Information given:
┌────────

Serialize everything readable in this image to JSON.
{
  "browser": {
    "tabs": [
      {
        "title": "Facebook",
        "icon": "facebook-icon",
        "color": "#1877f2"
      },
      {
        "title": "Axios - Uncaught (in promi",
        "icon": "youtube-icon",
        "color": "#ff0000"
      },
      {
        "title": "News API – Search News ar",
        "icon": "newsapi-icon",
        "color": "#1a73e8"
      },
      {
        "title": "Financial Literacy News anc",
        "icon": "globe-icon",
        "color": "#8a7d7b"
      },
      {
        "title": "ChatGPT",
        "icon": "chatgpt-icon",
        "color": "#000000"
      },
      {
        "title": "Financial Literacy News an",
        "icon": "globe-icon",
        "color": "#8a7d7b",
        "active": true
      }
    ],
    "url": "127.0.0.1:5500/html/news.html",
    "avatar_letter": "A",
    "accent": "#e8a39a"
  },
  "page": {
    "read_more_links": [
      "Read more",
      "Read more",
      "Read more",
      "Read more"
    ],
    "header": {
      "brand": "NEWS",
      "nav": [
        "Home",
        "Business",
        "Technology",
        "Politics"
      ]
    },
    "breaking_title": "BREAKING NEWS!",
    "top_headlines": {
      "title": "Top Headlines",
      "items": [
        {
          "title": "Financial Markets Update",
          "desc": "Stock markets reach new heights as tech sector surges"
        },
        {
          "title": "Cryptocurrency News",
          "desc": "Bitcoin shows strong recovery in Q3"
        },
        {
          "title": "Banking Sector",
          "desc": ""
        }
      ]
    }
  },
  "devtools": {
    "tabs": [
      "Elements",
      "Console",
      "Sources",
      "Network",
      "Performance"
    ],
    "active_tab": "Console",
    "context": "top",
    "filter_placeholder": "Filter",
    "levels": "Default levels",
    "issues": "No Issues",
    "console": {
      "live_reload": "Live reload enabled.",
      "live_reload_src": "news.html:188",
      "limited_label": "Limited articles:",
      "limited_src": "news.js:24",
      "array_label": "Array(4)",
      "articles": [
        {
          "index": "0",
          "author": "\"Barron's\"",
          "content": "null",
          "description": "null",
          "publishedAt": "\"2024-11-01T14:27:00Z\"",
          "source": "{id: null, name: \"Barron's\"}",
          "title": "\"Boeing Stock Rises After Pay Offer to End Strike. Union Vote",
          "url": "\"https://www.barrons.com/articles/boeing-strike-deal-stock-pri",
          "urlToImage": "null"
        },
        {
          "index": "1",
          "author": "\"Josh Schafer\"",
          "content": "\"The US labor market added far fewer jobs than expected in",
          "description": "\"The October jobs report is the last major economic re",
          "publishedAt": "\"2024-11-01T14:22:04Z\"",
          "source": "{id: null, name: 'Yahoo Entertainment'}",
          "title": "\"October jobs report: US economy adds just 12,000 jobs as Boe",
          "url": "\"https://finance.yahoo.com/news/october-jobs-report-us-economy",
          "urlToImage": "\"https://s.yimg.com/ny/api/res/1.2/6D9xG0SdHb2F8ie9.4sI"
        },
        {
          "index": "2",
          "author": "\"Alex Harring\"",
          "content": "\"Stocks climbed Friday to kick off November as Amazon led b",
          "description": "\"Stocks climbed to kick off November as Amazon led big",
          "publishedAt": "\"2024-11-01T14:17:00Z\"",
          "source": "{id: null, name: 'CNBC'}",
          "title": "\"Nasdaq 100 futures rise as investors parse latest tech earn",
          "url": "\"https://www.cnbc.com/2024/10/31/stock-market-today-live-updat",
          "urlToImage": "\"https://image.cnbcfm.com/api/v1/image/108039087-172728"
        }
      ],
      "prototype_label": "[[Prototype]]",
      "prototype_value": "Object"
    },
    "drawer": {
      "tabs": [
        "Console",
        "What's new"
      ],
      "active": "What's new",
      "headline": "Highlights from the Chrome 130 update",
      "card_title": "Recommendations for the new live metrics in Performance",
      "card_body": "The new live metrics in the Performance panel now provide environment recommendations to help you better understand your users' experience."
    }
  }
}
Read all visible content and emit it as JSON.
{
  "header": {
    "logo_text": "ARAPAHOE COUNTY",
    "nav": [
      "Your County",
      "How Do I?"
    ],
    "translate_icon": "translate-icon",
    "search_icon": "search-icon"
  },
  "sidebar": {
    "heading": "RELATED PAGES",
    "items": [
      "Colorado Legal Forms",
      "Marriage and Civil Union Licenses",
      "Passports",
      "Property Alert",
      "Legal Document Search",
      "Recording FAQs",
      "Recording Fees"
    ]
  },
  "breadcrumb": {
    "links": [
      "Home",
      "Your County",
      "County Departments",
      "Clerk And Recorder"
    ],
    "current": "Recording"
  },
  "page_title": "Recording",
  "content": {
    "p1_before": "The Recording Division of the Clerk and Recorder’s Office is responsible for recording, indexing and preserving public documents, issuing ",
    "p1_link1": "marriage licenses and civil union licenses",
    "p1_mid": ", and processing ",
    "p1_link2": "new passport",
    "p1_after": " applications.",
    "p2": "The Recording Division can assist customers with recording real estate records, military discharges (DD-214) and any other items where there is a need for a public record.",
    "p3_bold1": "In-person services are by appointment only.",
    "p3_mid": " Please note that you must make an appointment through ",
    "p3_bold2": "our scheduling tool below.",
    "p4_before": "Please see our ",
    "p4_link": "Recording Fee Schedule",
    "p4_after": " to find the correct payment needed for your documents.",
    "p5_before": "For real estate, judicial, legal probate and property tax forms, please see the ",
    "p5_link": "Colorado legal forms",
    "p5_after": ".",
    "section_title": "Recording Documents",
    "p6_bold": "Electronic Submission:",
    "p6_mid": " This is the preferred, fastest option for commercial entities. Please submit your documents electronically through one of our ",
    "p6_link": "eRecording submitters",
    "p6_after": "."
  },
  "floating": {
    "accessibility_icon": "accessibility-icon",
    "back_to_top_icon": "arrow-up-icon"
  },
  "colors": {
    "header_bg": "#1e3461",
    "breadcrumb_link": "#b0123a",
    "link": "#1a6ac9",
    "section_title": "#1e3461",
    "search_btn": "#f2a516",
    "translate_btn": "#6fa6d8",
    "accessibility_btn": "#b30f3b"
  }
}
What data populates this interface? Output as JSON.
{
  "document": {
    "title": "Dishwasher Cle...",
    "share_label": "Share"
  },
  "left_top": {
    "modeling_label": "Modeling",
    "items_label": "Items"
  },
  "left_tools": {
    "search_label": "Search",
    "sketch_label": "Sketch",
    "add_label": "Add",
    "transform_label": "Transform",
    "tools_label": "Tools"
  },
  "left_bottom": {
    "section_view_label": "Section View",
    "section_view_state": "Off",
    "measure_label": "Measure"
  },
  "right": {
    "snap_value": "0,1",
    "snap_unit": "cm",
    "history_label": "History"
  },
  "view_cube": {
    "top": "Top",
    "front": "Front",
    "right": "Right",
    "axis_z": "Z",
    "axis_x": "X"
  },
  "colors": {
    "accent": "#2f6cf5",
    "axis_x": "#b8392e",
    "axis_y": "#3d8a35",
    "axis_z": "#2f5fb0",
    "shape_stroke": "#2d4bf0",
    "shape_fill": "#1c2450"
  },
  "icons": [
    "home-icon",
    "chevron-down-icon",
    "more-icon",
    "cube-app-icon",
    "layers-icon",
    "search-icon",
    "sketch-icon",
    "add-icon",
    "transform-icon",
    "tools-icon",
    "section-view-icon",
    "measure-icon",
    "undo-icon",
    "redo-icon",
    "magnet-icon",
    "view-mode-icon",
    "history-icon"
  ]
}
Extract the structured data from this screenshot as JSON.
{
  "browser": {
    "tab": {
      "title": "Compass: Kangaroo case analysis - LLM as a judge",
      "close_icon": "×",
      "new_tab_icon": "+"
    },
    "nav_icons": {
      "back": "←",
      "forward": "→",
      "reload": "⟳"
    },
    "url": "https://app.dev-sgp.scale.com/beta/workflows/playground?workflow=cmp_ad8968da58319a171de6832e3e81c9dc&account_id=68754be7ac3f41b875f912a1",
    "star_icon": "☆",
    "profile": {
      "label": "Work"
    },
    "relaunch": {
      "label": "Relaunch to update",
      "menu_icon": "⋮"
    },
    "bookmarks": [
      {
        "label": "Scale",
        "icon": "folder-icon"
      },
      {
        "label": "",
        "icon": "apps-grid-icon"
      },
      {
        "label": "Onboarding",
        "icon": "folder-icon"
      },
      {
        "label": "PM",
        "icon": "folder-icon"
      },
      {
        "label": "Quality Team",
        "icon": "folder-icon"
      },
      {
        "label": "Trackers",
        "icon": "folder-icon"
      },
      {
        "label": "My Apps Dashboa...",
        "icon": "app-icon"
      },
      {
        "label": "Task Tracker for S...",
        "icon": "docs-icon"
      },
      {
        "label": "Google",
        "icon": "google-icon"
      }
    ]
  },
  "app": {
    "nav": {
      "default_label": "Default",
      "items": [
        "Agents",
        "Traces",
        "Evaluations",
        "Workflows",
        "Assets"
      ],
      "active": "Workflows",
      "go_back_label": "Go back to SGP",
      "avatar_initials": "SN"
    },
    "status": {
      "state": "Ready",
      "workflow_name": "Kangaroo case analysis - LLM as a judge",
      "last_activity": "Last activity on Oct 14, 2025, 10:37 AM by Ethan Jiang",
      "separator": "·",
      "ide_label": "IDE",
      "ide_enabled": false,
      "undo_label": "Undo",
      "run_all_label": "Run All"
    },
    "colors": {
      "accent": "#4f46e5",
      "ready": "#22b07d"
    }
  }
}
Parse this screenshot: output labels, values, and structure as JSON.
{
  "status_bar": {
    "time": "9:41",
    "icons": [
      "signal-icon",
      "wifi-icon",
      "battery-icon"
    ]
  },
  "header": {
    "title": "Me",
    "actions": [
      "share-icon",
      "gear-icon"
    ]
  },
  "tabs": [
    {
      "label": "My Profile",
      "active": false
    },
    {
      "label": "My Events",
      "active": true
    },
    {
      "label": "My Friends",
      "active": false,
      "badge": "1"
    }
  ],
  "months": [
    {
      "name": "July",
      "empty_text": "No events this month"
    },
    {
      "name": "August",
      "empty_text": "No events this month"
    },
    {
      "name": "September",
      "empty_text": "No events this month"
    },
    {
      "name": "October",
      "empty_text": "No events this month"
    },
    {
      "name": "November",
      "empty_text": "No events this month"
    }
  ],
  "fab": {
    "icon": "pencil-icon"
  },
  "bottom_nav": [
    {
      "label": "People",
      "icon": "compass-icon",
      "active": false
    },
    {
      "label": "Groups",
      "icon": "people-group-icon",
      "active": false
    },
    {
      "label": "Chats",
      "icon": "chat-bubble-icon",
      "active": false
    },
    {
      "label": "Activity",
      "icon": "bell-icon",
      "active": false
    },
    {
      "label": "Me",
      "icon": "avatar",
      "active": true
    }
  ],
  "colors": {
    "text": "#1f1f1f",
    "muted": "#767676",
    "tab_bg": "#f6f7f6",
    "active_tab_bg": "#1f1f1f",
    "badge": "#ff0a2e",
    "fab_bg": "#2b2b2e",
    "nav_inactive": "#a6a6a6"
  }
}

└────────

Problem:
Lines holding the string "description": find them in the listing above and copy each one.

Solved problem:
          "description": "null",
          "description": "\"The October jobs report is the last major economic re",
          "description": "\"Stocks climbed to kick off November as Amazon led big",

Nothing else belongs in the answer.